**Your objective:**
State the number of lines in the following data that contain the string "slider", and nothing else.

**Dataset records:**
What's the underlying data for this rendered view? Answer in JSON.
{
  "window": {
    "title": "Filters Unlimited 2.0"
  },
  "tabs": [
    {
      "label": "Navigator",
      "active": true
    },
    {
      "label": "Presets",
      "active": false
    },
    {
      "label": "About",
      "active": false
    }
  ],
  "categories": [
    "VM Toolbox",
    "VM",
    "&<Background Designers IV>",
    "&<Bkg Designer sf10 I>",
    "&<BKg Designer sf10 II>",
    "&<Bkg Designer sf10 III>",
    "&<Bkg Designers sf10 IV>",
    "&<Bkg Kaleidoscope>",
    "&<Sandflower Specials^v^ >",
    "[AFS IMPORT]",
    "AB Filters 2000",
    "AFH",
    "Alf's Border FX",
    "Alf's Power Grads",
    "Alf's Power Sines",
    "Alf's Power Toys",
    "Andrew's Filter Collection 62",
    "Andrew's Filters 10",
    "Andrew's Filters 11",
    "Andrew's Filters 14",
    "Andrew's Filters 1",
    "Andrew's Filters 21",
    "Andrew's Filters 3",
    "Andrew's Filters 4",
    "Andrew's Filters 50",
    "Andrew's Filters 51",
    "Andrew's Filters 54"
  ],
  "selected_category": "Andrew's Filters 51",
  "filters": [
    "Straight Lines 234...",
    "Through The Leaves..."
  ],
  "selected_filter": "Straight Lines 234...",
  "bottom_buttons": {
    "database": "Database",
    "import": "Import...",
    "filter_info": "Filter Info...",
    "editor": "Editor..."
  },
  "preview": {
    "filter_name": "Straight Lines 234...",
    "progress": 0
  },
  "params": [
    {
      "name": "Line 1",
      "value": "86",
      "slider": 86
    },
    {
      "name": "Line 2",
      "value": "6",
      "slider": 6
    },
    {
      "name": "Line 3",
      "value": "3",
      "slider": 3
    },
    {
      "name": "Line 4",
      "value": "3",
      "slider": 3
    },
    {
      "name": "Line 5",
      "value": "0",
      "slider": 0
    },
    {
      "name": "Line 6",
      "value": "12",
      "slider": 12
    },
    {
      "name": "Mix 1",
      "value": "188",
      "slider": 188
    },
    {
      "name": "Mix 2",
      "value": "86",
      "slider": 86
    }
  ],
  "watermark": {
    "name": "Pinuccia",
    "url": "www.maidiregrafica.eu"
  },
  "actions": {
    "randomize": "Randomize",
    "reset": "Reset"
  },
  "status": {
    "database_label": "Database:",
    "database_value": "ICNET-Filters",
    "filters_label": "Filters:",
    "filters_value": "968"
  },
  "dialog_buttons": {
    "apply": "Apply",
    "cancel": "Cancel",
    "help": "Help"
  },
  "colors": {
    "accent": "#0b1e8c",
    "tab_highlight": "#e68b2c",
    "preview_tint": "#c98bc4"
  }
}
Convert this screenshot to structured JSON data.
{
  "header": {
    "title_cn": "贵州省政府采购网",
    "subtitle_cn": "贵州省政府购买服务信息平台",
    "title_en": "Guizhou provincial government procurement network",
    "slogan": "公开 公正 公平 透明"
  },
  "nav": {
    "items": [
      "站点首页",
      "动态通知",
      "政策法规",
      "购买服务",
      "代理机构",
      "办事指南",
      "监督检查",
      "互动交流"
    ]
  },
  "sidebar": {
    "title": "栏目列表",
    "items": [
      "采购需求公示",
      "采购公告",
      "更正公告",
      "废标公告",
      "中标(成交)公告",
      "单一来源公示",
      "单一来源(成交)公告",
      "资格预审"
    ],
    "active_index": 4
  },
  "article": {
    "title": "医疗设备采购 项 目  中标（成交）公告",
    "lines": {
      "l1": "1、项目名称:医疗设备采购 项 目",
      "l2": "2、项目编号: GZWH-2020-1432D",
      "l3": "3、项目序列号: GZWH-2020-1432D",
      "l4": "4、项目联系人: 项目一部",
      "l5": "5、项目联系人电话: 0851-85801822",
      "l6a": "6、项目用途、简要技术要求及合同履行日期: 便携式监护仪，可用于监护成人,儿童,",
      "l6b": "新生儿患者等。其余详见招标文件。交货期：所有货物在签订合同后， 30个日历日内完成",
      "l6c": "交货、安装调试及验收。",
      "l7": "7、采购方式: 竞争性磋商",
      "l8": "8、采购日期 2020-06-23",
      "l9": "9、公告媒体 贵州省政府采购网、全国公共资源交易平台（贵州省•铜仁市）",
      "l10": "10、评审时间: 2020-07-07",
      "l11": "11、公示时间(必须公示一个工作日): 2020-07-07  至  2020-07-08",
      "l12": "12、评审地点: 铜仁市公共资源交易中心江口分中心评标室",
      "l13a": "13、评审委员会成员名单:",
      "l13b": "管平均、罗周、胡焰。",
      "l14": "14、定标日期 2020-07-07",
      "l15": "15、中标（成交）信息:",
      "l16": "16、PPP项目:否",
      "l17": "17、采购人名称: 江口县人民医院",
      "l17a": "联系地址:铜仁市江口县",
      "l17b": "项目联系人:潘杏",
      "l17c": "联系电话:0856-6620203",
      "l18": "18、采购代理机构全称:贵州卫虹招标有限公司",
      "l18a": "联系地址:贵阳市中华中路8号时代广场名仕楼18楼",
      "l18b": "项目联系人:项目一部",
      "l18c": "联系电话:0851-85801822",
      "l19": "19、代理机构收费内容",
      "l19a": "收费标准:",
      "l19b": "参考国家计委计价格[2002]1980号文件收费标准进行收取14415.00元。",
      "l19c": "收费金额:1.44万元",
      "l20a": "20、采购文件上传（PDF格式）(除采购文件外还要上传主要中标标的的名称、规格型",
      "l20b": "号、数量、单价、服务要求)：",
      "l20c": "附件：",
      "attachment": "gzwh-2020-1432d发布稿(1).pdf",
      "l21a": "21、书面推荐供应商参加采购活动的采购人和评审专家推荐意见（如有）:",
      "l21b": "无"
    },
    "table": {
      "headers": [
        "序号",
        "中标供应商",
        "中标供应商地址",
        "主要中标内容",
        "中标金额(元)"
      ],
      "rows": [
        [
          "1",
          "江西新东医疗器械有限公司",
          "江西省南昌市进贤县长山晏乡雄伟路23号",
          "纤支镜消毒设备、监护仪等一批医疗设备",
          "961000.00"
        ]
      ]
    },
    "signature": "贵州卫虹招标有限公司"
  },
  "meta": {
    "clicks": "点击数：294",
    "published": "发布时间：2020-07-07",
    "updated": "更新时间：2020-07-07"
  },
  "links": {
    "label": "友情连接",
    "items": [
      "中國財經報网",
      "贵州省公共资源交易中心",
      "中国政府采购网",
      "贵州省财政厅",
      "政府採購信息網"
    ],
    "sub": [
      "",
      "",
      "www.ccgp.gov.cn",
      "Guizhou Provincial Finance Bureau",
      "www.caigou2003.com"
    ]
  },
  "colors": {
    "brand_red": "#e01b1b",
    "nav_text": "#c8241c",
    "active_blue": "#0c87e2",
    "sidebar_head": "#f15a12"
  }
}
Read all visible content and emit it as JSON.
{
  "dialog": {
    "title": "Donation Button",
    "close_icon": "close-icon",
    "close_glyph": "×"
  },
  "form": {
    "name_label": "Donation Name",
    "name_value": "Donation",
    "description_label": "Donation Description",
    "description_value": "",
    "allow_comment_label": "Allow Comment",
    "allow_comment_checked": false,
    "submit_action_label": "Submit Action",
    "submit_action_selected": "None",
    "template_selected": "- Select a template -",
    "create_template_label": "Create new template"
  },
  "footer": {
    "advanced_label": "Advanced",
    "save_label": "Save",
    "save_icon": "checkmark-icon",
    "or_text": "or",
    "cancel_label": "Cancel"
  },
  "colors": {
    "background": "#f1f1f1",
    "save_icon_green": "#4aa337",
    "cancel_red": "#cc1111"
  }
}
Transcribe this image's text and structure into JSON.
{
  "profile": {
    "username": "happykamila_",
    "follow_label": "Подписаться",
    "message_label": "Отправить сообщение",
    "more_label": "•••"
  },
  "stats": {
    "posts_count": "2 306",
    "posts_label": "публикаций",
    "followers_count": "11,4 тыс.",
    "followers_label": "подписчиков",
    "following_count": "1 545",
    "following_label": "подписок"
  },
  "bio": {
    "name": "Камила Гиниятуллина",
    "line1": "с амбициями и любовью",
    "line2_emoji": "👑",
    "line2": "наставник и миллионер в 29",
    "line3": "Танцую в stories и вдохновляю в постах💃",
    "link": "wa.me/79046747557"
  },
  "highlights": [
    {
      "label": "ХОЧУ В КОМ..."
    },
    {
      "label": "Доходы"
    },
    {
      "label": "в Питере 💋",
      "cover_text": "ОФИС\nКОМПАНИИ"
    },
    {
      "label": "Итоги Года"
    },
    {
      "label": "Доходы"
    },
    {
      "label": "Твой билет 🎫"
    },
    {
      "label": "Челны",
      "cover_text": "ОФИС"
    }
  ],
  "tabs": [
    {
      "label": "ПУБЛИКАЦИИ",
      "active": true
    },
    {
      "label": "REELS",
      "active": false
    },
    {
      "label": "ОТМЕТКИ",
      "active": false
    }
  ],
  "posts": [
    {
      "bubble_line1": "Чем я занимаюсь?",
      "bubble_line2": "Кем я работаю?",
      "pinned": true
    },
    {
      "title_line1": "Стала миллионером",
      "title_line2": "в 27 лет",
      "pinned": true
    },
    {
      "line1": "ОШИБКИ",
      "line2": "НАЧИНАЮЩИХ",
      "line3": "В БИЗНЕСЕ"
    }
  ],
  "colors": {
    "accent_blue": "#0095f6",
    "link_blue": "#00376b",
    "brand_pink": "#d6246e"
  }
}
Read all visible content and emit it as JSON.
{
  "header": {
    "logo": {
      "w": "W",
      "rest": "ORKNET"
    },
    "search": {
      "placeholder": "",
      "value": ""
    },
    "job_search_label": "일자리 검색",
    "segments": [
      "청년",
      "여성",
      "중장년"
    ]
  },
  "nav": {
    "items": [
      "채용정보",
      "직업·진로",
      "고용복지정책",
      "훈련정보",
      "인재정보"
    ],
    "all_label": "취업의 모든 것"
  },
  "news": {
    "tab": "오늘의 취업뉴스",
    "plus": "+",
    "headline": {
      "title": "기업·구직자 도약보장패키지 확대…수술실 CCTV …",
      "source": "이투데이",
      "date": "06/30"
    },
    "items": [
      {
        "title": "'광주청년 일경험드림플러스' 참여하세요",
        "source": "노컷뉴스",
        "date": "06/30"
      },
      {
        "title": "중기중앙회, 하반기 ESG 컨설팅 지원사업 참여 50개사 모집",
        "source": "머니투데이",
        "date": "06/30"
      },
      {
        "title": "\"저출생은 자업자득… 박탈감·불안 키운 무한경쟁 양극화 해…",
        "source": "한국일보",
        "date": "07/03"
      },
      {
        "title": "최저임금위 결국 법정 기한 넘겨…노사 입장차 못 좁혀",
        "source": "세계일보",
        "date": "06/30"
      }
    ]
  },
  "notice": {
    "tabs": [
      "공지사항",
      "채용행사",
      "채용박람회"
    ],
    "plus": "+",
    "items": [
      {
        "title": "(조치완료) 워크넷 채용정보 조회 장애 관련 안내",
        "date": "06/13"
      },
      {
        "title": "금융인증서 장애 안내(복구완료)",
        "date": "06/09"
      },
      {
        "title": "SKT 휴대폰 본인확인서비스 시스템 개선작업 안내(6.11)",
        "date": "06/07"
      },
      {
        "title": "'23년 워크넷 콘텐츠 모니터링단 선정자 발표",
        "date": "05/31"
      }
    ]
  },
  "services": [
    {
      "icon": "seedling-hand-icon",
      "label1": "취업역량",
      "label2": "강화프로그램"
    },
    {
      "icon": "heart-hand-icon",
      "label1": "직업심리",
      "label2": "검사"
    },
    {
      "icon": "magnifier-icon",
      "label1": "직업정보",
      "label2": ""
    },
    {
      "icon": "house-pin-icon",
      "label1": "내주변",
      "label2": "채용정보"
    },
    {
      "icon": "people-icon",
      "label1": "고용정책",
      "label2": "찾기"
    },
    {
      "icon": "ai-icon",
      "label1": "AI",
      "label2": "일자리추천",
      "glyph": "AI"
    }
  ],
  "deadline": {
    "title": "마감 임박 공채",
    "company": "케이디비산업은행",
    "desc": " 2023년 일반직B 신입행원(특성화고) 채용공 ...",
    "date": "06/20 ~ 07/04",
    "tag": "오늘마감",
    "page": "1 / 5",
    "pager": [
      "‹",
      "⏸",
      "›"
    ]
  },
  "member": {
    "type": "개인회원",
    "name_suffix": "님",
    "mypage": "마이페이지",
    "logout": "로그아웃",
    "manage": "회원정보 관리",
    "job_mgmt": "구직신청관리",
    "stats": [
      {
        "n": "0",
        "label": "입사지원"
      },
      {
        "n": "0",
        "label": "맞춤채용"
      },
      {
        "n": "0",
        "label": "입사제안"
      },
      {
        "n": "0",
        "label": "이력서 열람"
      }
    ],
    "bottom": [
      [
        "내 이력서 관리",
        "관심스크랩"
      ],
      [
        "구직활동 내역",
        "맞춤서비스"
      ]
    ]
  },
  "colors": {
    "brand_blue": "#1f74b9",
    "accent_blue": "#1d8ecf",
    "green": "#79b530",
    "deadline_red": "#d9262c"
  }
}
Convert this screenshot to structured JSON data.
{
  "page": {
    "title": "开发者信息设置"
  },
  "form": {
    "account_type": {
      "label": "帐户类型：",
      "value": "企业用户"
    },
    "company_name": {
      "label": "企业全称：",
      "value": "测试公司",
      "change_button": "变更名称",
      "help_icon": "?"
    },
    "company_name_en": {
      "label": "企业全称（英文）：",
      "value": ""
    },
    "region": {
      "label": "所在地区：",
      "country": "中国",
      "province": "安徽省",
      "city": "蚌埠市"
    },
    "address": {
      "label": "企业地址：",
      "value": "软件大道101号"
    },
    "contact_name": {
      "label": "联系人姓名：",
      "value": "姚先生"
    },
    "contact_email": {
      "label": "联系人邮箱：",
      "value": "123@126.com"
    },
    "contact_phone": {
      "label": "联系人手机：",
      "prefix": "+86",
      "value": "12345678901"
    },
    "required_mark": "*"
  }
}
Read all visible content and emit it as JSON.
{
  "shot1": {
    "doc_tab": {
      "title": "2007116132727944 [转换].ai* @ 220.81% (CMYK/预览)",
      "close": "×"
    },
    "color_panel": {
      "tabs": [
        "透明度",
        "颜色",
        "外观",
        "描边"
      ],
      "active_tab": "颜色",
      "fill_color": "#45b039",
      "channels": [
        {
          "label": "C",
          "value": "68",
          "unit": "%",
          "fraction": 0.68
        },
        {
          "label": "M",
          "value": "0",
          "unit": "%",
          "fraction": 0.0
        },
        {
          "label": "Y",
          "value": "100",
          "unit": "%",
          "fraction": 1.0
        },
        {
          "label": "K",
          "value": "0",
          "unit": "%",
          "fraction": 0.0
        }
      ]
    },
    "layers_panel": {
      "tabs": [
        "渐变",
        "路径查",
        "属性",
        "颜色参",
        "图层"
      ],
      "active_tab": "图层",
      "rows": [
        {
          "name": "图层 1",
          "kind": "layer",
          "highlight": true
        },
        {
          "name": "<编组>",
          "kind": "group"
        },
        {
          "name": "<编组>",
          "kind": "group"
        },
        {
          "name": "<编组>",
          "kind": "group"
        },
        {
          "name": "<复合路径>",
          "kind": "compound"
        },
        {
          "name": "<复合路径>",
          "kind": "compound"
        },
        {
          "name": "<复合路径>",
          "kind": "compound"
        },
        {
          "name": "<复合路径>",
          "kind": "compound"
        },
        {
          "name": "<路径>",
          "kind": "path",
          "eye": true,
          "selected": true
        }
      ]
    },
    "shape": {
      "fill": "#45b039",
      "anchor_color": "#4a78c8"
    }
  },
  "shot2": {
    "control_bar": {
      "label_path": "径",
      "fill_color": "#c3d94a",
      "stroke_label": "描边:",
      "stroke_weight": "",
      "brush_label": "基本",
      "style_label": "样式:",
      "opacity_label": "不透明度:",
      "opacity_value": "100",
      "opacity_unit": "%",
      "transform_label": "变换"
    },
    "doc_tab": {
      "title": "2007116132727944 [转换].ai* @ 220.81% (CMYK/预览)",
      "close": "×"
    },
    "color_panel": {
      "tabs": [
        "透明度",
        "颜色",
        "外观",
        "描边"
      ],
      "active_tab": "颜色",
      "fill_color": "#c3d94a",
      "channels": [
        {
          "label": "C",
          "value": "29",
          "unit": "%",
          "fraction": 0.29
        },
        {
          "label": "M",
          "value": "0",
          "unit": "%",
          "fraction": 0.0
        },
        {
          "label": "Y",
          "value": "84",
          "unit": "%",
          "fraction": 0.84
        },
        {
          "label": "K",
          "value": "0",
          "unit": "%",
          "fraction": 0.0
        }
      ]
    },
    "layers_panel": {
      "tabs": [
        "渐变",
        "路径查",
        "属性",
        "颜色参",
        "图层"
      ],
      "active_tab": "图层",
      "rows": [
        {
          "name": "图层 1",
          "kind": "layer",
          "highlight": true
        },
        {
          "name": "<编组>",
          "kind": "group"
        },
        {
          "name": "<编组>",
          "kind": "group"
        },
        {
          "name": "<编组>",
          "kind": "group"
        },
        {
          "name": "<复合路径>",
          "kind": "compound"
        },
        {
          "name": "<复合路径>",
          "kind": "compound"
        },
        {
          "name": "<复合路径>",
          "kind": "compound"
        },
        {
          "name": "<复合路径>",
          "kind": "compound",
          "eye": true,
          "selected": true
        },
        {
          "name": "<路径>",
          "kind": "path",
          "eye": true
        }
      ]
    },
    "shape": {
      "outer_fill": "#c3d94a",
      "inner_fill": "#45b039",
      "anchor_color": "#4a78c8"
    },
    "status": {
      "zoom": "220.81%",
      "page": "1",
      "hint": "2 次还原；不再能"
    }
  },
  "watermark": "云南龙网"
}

**Output below:**
8